FMOL characterizes its request as a single digit increase, but Blue Cross calls it a multi-million dollar increase to reimbursement rates. “This is on top of the $200 million we’ve paid FMOL in the last 12 months on behalf of our members,” wrote Senior Vice President and Chief Marketing Officer Brian Keller in a separate Dec. 9 statement addressed to “Group & Individual Producers” and obtained by the INDsider. “We’ve been given no acceptable justification for this request, so we cannot in good conscience agree to the increase, since it inevitably comes from the pockets of our members.”

And many of those members will dig deeper into their pockets in 2010. One local insurance exec tells the INDsider that Blue Cross Blue Shield is increasing some premiums by as much as 20 percent. “I can’t comment on that; I don’t know about percentages,” says Maginnis, noting that the current national trend is a 10 percent increase in premiums, though other factors could push that higher.

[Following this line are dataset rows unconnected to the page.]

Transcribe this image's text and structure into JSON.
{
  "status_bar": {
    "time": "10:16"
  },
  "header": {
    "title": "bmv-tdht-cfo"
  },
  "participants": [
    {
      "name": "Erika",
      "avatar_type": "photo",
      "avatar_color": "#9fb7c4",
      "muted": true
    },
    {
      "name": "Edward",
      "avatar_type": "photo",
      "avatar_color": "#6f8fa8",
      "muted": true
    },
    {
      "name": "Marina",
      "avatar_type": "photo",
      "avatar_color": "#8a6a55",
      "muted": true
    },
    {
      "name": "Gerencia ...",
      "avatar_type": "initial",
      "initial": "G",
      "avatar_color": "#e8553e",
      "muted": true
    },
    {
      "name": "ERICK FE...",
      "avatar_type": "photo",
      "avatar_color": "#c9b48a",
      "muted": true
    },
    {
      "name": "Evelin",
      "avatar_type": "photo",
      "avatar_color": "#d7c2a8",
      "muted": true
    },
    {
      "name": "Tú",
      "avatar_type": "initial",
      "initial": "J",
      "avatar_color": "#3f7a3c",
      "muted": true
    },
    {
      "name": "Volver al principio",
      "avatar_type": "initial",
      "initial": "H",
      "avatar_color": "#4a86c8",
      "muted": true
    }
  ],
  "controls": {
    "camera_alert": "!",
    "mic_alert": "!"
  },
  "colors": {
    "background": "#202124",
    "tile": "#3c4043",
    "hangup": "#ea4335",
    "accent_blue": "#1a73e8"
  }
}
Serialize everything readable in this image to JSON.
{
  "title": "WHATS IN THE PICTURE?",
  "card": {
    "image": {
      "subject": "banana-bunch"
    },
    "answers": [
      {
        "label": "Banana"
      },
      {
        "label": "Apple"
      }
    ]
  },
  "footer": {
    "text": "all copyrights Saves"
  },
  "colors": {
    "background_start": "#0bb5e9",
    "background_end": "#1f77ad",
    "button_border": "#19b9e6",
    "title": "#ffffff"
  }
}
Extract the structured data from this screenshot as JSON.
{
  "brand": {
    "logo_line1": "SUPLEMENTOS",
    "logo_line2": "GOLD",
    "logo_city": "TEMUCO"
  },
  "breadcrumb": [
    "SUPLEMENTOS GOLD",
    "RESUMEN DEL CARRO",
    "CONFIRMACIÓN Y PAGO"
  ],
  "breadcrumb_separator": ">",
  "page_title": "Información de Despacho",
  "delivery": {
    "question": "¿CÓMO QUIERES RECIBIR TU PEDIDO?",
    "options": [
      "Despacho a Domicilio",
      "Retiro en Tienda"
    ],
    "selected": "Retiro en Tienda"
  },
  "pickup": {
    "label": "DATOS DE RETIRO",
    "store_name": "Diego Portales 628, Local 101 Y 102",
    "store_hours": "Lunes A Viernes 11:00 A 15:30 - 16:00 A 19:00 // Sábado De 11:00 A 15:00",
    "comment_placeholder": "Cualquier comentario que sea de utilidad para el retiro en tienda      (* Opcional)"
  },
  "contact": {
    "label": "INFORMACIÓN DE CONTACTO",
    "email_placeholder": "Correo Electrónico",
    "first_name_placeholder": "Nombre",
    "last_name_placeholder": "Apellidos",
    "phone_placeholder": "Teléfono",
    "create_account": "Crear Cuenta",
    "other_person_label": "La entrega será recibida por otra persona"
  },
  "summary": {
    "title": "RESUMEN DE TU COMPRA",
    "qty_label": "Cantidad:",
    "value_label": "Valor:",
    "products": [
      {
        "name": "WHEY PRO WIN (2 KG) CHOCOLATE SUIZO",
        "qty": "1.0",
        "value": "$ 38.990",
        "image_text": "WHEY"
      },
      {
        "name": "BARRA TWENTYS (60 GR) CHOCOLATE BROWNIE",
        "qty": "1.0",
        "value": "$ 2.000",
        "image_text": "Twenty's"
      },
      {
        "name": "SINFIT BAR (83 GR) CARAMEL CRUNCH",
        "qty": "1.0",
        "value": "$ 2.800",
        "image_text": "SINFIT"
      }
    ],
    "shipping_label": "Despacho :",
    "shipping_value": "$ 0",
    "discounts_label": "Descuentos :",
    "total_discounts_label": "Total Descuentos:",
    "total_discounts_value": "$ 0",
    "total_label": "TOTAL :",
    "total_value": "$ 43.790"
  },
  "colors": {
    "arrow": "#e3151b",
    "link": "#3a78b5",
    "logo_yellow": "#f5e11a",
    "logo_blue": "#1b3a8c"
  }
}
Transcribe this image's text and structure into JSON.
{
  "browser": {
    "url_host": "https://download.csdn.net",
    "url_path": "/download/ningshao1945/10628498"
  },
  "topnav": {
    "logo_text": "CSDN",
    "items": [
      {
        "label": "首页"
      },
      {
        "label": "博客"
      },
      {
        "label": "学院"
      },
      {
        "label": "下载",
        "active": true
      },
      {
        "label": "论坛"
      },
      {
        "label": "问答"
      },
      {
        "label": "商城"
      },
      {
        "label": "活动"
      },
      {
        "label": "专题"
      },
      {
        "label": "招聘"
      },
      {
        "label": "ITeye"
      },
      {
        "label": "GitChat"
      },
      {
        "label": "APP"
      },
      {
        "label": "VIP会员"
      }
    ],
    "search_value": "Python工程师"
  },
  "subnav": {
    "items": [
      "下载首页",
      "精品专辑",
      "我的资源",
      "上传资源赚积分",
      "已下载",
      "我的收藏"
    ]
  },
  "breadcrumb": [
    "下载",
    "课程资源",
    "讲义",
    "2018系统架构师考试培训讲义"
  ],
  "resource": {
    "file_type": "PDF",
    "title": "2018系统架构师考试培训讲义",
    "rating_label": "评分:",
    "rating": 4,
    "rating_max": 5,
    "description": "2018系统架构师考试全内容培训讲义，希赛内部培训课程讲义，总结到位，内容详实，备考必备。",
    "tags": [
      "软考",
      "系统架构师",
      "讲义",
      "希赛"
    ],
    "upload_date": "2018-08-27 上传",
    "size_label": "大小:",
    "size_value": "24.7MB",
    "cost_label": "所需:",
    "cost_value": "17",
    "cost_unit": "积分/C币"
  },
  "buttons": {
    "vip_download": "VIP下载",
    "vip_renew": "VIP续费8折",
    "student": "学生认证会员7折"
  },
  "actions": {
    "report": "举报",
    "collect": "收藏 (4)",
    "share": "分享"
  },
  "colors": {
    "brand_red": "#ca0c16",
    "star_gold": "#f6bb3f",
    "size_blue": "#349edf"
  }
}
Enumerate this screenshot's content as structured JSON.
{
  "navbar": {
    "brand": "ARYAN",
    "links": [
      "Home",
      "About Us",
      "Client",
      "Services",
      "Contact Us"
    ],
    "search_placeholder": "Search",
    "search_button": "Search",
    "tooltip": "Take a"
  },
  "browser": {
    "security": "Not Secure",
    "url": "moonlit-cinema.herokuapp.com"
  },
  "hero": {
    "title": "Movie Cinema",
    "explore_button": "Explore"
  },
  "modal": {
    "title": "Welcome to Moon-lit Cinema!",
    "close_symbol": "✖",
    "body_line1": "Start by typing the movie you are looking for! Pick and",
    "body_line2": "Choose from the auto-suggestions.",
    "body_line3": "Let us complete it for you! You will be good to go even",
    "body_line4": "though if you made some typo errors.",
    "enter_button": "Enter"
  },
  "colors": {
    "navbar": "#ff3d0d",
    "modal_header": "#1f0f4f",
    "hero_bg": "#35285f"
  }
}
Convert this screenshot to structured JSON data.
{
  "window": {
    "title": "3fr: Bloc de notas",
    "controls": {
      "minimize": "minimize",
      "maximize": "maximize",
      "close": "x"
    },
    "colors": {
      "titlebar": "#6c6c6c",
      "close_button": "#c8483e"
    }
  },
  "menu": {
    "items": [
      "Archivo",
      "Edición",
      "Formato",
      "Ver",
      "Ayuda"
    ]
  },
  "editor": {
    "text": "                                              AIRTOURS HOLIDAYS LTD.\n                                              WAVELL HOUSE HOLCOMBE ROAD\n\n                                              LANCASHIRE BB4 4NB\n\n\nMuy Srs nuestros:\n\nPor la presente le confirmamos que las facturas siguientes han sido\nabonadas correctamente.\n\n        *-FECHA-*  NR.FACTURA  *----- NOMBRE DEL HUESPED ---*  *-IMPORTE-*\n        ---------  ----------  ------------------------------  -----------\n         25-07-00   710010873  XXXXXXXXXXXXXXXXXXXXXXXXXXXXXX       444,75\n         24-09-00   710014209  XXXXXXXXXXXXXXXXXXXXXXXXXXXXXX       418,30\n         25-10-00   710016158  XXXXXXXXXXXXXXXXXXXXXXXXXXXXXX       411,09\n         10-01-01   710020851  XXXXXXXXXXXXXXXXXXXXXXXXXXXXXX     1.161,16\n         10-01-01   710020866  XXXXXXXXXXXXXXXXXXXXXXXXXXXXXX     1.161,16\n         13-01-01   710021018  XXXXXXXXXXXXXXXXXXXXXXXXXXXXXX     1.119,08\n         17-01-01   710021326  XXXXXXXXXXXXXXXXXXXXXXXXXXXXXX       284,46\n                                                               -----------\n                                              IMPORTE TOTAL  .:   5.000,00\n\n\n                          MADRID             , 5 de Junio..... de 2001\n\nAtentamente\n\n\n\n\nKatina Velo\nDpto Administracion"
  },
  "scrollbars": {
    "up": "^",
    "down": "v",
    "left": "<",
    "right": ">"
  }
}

For competitive reasons, Barrow would not disclose the amount FMOL is seeking. “We’re still in the middle of negotiations. To share that kind of information could conceivable put us all at a disadvantage with the different hospitals we compete with in our local markets. Let me say this, they were offering after multiple negotiation sessions a zero percent increase. Our feeling would be this: if they were willing to keep premium increases to zero for local employers and subscribers then zero percent increase for hospitals and physicians might make sense. And we’ve told them that,” he continued. “We are happy to keep our increase from Blue Cross in alignment with the increases or a lack thereof that they pass on to their subscribers."

Maginnis, however, did not hesitate this morning to disclose FMOL's request. He says FMOL is asking for a 9 percent increase, which would amount to about $18 million annually. He says the reimbursement rate to FMOL is already the highest in the state, “by a substantial amount.”

In its press release Blue Cross says its door is always open to FMOL and that “we will welcome them back into the network if they choose to accept our offer. We recognize the value they bring to our provider networks.”

FMOL remains hopeful an agreement will be reached before Jan. 31.